1) 6-13 – eliminate the restriction of window wells in green area.
2) 6-98 – eliminate the need for a special permit in favor of an administrative review for instances where development is on properties that meet the minimum lot size, do not require a variance, and do not require cross-easements (for site access, circulation or drainage).
3) 6-98 – eliminate multi-family (meaning 3 family or more) in the R-6 zone and only permit it in the R-MF zone.
4) 6-155 – reduce the on-site parking restrictions by allowing tandem parking spaces and no longer require that cars must be able to turn-around on the property; in other words allow back-out onto local roadways.
5) 6-205 – Eliminate the need for a variance within the same block where there are three or more principal buildings that share non-conforming setbacks. The best example of this is North Water Street where homes on the western side of the street have non-conforming setbacks due to the river in the back.
DeLuca gave a thorough back story to the process and said that during a year’s worth of workshops, some people worried that the change would reduce the residential housing stock.
DeLuca argued that would not be the case. She said land requirements for single family and two-family developments are less than that for multi-family.
A lot size of 7,500 sq ft is required for a single or two family or in other words 3,750 square feet of land per family.
A multi-family development requires a minimum of 12,600 sq ft of land per unit, or 4,200 square feet of land.
With such little vacant land left, the R-6 is effectively built-out.
Re-development of single and two-family homes into multi-family development will in most instances require the combining of lots.
We have seen this action transform Milbank Avenue.
We have also seen that start to happen in Cos Cob.
These types of developments are not in keeping with the traditional development patterns and they generate opposition from the neighbors for being out of scale and generating to much change to the neighborhood.”
– Katie DeLuca, Greenwich’s Director of Planning & Zoning

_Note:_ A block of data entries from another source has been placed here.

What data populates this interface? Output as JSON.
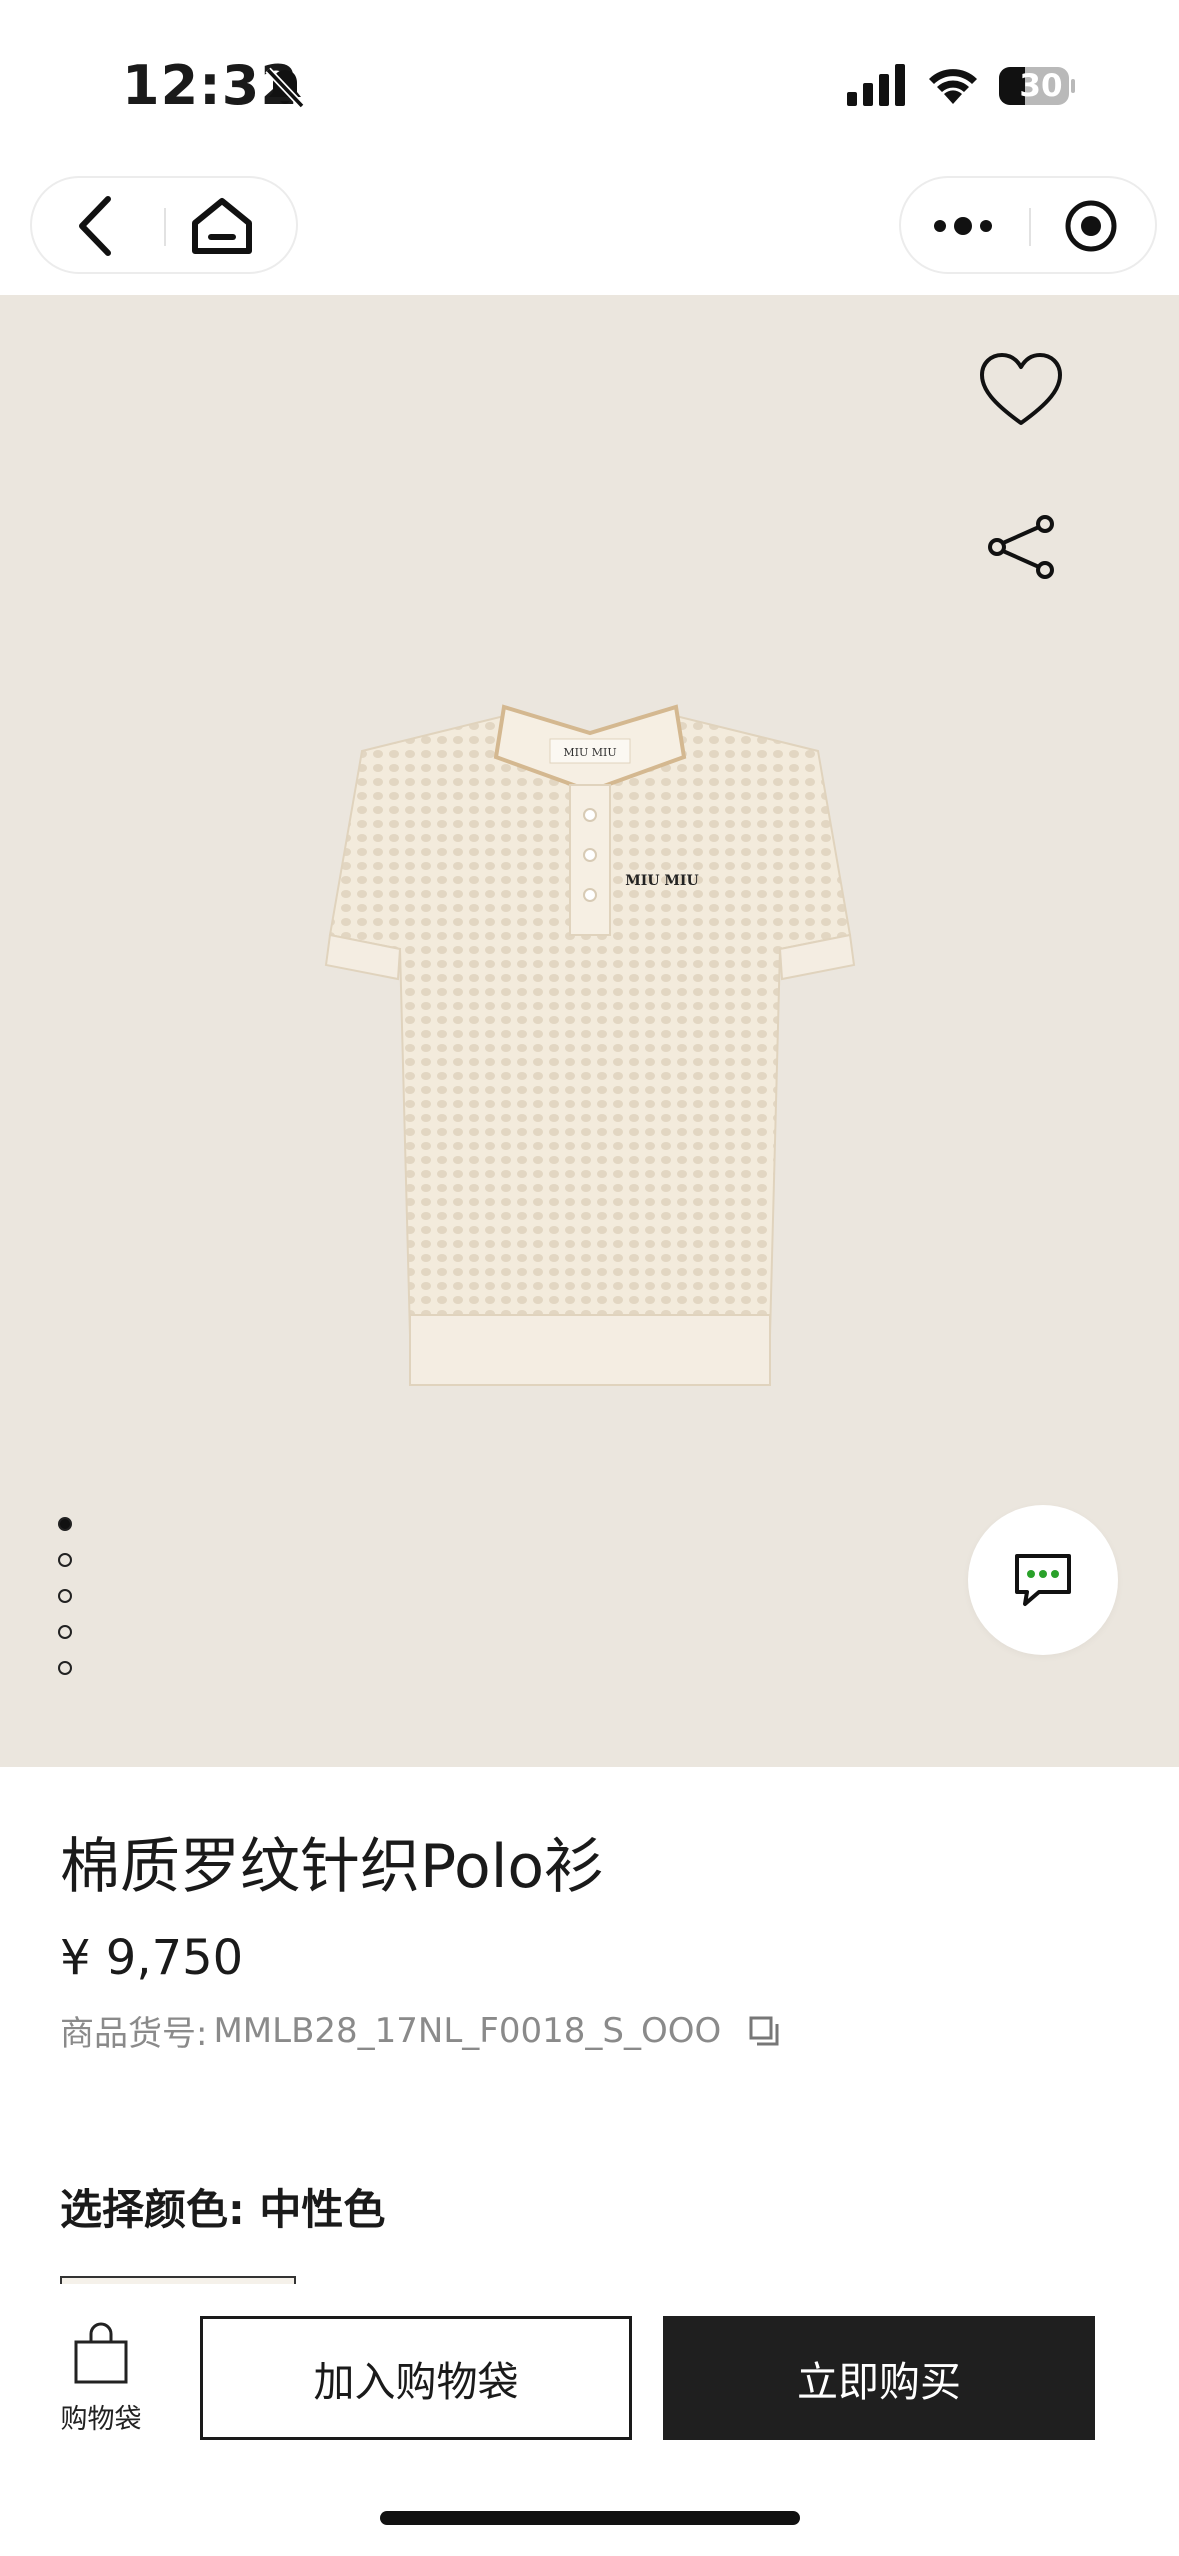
{
  "status_bar": {
    "time": "12:32",
    "battery": "30"
  },
  "product": {
    "title": "棉质罗纹针织Polo衫",
    "price": "¥ 9,750",
    "sku_label": "商品货号:",
    "sku_value": "MMLB28_17NL_F0018_S_OOO",
    "color_label": "选择颜色: 中性色",
    "logo_text": "MIU MIU"
  },
  "gallery": {
    "image_count": 5,
    "active_index": 0
  },
  "bottom_bar": {
    "bag_label": "购物袋",
    "add_to_bag": "加入购物袋",
    "buy_now": "立即购买"
  },
  "colors": {
    "hero_bg": "#ebe6de",
    "buy_button": "#1f1f1f",
    "chat_dots": "#2aa12a"
  }
}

DeLuca said the R-6 regulation changes would not impede addition of residential housing units to the inventory. She said that in 2013, changes moderate income regulations incentivized residential development in business zones, and mixed use developments. Because business zones run from the east corner to the west corner of the town, the burden from traffic, schools and infrastructure is spread out across the commercial corridor.
The majority of recent applications submitted to the P&Z for two-family developments have been submitted by LLCs and not by an individual property owners.

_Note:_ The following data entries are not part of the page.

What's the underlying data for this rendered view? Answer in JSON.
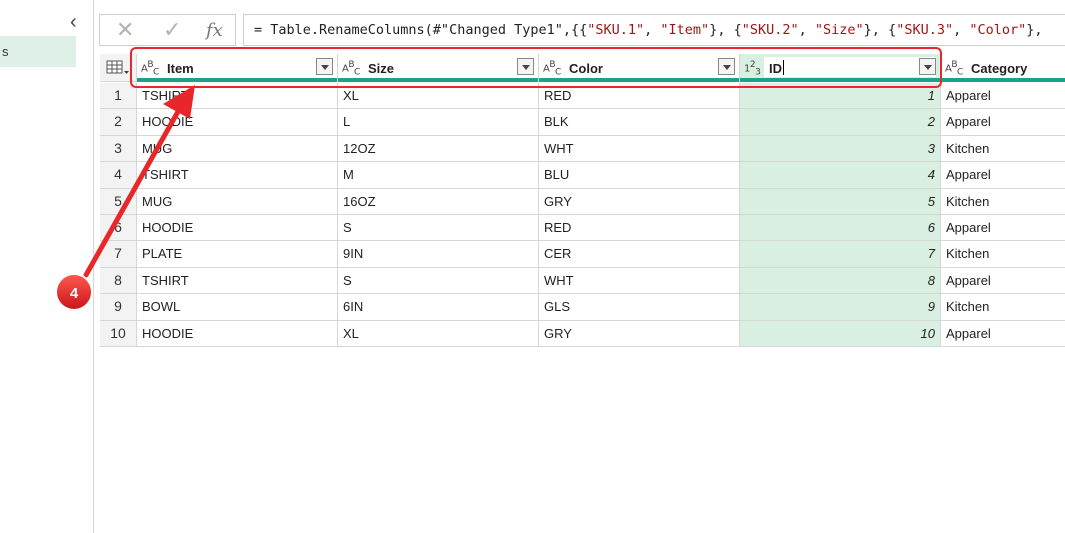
{
  "queries_pane": {
    "collapse_glyph": "‹",
    "selected_query_label": "s"
  },
  "formula_bar": {
    "cancel_glyph": "✕",
    "commit_glyph": "✓",
    "fx_glyph": "fx",
    "prefix": "= Table.RenameColumns(#\"Changed Type1\",{{",
    "s1": "\"SKU.1\"",
    "t1": ", ",
    "s2": "\"Item\"",
    "t2": "}, {",
    "s3": "\"SKU.2\"",
    "t3": ", ",
    "s4": "\"Size\"",
    "t4": "}, {",
    "s5": "\"SKU.3\"",
    "t5": ", ",
    "s6": "\"Color\"",
    "t6": "},"
  },
  "columns": [
    {
      "type_icon": "ABC",
      "name": "Item"
    },
    {
      "type_icon": "ABC",
      "name": "Size"
    },
    {
      "type_icon": "ABC",
      "name": "Color"
    },
    {
      "type_icon": "123",
      "name": "ID"
    },
    {
      "type_icon": "ABC",
      "name": "Category"
    }
  ],
  "rows": [
    {
      "n": "1",
      "item": "TSHIRT",
      "size": "XL",
      "color": "RED",
      "id": "1",
      "category": "Apparel"
    },
    {
      "n": "2",
      "item": "HOODIE",
      "size": "L",
      "color": "BLK",
      "id": "2",
      "category": "Apparel"
    },
    {
      "n": "3",
      "item": "MUG",
      "size": "12OZ",
      "color": "WHT",
      "id": "3",
      "category": "Kitchen"
    },
    {
      "n": "4",
      "item": "TSHIRT",
      "size": "M",
      "color": "BLU",
      "id": "4",
      "category": "Apparel"
    },
    {
      "n": "5",
      "item": "MUG",
      "size": "16OZ",
      "color": "GRY",
      "id": "5",
      "category": "Kitchen"
    },
    {
      "n": "6",
      "item": "HOODIE",
      "size": "S",
      "color": "RED",
      "id": "6",
      "category": "Apparel"
    },
    {
      "n": "7",
      "item": "PLATE",
      "size": "9IN",
      "color": "CER",
      "id": "7",
      "category": "Kitchen"
    },
    {
      "n": "8",
      "item": "TSHIRT",
      "size": "S",
      "color": "WHT",
      "id": "8",
      "category": "Apparel"
    },
    {
      "n": "9",
      "item": "BOWL",
      "size": "6IN",
      "color": "GLS",
      "id": "9",
      "category": "Kitchen"
    },
    {
      "n": "10",
      "item": "HOODIE",
      "size": "XL",
      "color": "GRY",
      "id": "10",
      "category": "Apparel"
    }
  ],
  "annotation": {
    "step_number": "4",
    "color": "#e8272a"
  },
  "colors": {
    "header_underline": "#1aa28a",
    "numeric_column_bg": "#d9efe2",
    "selected_query_bg": "#dff0e6"
  }
}
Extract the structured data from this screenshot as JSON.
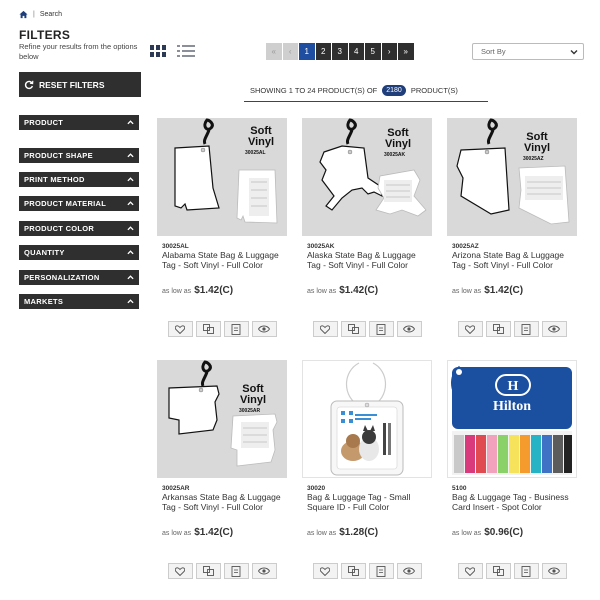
{
  "breadcrumb": {
    "separator": "|",
    "search": "Search"
  },
  "filters": {
    "title": "FILTERS",
    "subtitle": "Refine your results from the options below",
    "reset_label": "RESET FILTERS",
    "groups": [
      "PRODUCT",
      "PRODUCT SHAPE",
      "PRINT METHOD",
      "PRODUCT MATERIAL",
      "PRODUCT COLOR",
      "QUANTITY",
      "PERSONALIZATION",
      "MARKETS"
    ]
  },
  "pagination": {
    "prev_first": "«",
    "prev": "‹",
    "pages": [
      "1",
      "2",
      "3",
      "4",
      "5"
    ],
    "next": "›",
    "last": "»",
    "current": "1"
  },
  "sort": {
    "label": "Sort By"
  },
  "results": {
    "prefix": "SHOWING 1 TO 24 PRODUCT(S) OF",
    "total": "2180",
    "suffix": "PRODUCT(S)"
  },
  "products": [
    {
      "sku": "30025AL",
      "name": "Alabama State Bag & Luggage Tag - Soft Vinyl - Full Color",
      "price_prefix": "as low as",
      "price": "$1.42(C)",
      "tag_text_1": "Soft",
      "tag_text_2": "Vinyl",
      "tag_code": "30025AL"
    },
    {
      "sku": "30025AK",
      "name": "Alaska State Bag & Luggage Tag - Soft Vinyl - Full Color",
      "price_prefix": "as low as",
      "price": "$1.42(C)",
      "tag_text_1": "Soft",
      "tag_text_2": "Vinyl",
      "tag_code": "30025AK"
    },
    {
      "sku": "30025AZ",
      "name": "Arizona State Bag & Luggage Tag - Soft Vinyl - Full Color",
      "price_prefix": "as low as",
      "price": "$1.42(C)",
      "tag_text_1": "Soft",
      "tag_text_2": "Vinyl",
      "tag_code": "30025AZ"
    },
    {
      "sku": "30025AR",
      "name": "Arkansas State Bag & Luggage Tag - Soft Vinyl - Full Color",
      "price_prefix": "as low as",
      "price": "$1.42(C)",
      "tag_text_1": "Soft",
      "tag_text_2": "Vinyl",
      "tag_code": "30025AR"
    },
    {
      "sku": "30020",
      "name": "Bag & Luggage Tag - Small Square ID - Full Color",
      "price_prefix": "as low as",
      "price": "$1.28(C)"
    },
    {
      "sku": "5100",
      "name": "Bag & Luggage Tag - Business Card Insert - Spot Color",
      "price_prefix": "as low as",
      "price": "$0.96(C)",
      "brand": "Hilton"
    }
  ],
  "colors": {
    "dark_button": "#2f2f2f",
    "active_page": "#1f4ea0",
    "count_badge": "#1f3e7a",
    "hilton_blue": "#1b4fa0"
  },
  "icons": [
    "home-icon",
    "refresh-icon",
    "grid-view-icon",
    "list-view-icon",
    "chevron-up-icon",
    "chevron-down-icon",
    "heart-icon",
    "compare-icon",
    "quote-icon",
    "eye-icon"
  ]
}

She said simplifying parking requirements, offering waivers of setbacks, and switching to administrative review instead of special permit for two-family, DeLuca argued people who live in the neighborhoods will be less deterred to improving their properties.
At the end of the evening, the Planning & Zoning Commission voted unanimously in favor of making the regulation changes to the R-6 zone.

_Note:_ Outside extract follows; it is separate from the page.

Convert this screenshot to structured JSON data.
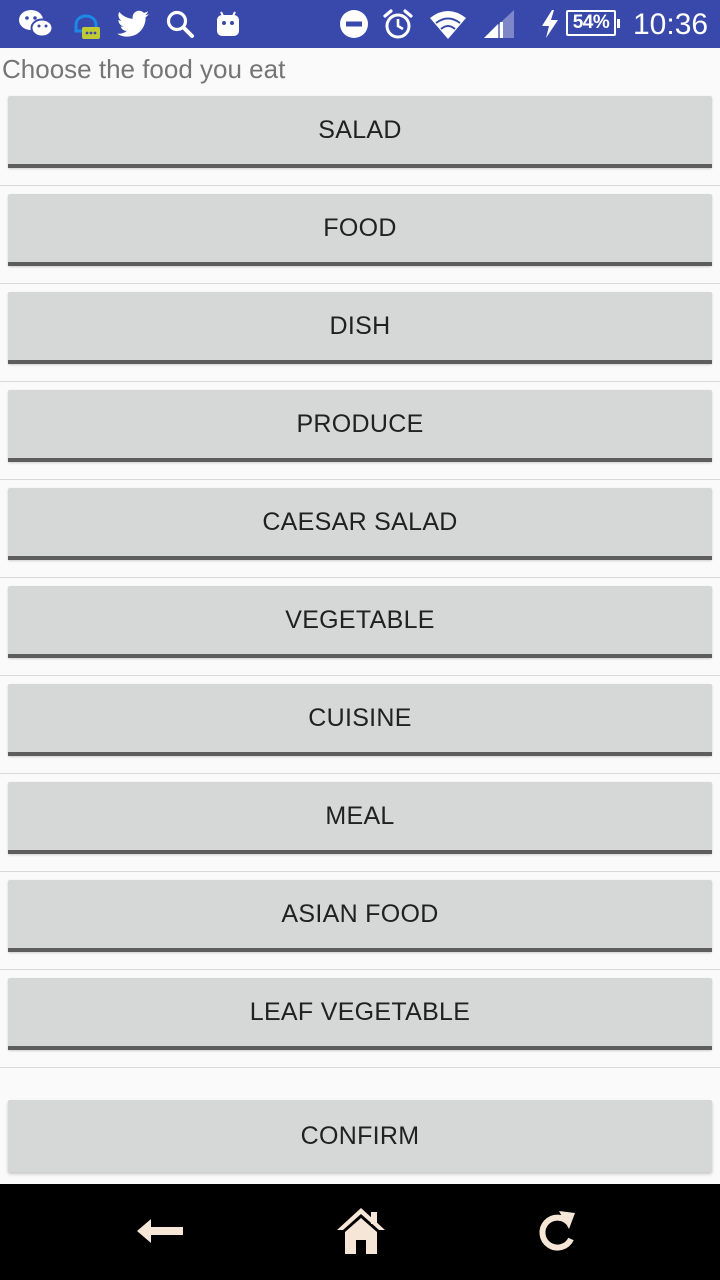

Next for the Wrecking Ball in Greenwich: 1923 Single Family on Milbank (169 Milbank Ave, Dec 2015)
What’s Next for the Wrecking Ball in Greenwich? $3.25 Million for an Oldie on Milbank Slated to Fall (151 Milbank Ave, May 2014)
More Milbank Ave Condos Coming: End is Near for Row of Three Turn-of-Century Houses Proposed Milbank Ave Two-Family: “Just a Big Box”*R6 Zone Reconsidered: Purpose of Zoning, Health & Safety, Economics, Unintended Consequences